• Exercise: Which lines of the listing below contain the word "JSON"? Copy each of them.

*** Opening Record extracts ***

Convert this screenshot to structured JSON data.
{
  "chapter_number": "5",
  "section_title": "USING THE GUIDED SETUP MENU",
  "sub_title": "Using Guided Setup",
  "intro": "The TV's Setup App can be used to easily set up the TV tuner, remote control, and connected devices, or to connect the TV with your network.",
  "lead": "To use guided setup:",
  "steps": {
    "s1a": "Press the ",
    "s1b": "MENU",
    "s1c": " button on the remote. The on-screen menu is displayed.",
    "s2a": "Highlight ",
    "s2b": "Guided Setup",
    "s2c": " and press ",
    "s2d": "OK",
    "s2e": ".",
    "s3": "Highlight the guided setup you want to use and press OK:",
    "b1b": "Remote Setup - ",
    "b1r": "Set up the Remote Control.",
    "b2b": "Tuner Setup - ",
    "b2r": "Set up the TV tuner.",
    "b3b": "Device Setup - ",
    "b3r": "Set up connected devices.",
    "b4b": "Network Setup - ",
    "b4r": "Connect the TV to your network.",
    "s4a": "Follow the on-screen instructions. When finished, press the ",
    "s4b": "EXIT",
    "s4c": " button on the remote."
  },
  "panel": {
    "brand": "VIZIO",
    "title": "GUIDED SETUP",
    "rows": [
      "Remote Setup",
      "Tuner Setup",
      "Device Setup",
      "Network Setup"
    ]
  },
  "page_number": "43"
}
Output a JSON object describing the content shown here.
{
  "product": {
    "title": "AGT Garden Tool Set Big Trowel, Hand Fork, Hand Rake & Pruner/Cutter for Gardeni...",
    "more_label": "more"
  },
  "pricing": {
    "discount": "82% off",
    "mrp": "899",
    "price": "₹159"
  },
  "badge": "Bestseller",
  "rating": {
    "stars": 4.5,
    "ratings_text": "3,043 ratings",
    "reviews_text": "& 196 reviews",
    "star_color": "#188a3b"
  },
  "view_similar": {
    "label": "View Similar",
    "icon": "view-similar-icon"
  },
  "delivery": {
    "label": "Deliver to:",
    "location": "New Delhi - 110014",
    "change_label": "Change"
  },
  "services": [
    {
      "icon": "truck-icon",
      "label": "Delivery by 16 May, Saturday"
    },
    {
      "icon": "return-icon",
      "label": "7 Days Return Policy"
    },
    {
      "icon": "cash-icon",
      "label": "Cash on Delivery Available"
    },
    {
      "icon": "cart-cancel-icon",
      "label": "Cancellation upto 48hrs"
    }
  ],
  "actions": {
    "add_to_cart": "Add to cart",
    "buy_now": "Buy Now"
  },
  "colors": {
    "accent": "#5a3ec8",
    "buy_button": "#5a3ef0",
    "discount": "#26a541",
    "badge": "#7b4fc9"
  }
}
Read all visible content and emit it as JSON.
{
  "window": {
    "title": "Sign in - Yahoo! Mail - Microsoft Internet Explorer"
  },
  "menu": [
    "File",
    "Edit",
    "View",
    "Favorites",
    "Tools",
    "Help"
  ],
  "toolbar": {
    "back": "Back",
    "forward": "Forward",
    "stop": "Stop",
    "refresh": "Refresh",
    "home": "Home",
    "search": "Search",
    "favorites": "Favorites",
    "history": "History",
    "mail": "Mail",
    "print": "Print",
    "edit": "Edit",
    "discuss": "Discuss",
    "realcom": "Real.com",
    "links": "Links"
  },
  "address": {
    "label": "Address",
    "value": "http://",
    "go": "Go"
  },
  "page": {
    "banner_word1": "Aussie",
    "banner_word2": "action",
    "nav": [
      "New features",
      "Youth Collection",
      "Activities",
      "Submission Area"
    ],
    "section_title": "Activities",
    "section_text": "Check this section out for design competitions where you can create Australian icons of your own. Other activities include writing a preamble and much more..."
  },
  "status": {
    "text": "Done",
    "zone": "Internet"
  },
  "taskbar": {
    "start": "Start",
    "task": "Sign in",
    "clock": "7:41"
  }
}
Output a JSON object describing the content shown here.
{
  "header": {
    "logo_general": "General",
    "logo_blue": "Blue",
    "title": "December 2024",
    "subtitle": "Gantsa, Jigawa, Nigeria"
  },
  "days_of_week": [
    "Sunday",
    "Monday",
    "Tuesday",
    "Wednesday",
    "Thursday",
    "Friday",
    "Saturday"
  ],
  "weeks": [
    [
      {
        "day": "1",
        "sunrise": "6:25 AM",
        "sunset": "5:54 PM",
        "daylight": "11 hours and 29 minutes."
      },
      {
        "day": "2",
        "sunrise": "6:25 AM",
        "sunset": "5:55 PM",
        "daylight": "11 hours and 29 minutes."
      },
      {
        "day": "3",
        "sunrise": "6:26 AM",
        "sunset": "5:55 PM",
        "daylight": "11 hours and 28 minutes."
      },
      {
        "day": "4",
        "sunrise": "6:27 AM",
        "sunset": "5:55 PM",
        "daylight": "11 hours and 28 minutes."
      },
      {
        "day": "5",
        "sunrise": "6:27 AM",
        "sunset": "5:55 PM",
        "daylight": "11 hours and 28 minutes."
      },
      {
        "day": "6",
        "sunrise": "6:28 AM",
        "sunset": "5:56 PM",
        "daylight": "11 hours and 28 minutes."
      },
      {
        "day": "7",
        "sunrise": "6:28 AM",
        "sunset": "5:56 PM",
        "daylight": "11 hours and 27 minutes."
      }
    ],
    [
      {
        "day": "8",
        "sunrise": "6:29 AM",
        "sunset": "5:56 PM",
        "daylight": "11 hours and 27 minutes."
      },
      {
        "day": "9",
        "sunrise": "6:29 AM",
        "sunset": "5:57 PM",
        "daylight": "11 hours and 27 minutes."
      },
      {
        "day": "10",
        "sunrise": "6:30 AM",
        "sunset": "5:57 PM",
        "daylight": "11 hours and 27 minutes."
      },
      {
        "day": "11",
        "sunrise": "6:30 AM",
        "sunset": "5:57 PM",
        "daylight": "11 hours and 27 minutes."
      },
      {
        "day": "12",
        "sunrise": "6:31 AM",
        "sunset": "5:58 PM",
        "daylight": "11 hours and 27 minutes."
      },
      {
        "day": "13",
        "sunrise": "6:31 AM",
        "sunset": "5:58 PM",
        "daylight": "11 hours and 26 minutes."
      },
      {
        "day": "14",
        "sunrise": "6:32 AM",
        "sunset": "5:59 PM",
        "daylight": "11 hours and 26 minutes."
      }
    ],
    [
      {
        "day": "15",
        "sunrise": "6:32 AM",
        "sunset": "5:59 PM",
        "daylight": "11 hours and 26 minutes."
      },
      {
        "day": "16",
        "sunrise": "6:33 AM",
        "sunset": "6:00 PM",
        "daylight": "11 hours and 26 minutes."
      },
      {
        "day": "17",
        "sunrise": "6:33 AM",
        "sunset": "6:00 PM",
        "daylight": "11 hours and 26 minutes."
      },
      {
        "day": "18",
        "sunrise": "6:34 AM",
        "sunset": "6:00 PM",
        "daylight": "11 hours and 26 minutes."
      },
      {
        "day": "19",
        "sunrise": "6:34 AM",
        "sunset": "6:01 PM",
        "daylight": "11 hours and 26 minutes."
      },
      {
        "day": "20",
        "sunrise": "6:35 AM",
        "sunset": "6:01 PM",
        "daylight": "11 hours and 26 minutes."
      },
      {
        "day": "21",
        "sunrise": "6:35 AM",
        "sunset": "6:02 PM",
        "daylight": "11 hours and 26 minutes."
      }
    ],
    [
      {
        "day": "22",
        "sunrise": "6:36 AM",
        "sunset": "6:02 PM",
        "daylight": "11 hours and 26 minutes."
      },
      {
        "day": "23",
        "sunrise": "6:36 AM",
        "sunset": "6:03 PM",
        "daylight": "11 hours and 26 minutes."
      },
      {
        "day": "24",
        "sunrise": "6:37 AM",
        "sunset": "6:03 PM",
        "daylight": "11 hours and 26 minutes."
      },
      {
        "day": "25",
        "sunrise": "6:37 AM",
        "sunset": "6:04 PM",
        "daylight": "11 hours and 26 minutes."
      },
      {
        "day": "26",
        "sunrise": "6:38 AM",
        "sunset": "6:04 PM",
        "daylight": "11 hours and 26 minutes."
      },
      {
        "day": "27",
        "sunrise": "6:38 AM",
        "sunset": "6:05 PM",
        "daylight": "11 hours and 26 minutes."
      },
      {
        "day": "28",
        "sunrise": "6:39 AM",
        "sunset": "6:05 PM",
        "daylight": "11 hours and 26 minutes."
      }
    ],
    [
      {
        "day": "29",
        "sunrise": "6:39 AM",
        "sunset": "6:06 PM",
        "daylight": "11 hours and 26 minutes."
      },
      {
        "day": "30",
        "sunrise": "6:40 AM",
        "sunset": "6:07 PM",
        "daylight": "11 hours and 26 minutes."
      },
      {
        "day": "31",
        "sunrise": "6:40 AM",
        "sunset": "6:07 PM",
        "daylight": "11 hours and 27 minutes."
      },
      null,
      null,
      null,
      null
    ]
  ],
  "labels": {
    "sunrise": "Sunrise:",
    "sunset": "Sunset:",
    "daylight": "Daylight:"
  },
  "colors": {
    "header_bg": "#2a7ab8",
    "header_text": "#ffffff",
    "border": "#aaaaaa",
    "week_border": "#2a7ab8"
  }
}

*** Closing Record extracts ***

• Response area:
Convert this screenshot to structured JSON data.
Output a JSON object describing the content shown here.
Read all visible content and emit it as JSON.
Output a JSON object describing the content shown here.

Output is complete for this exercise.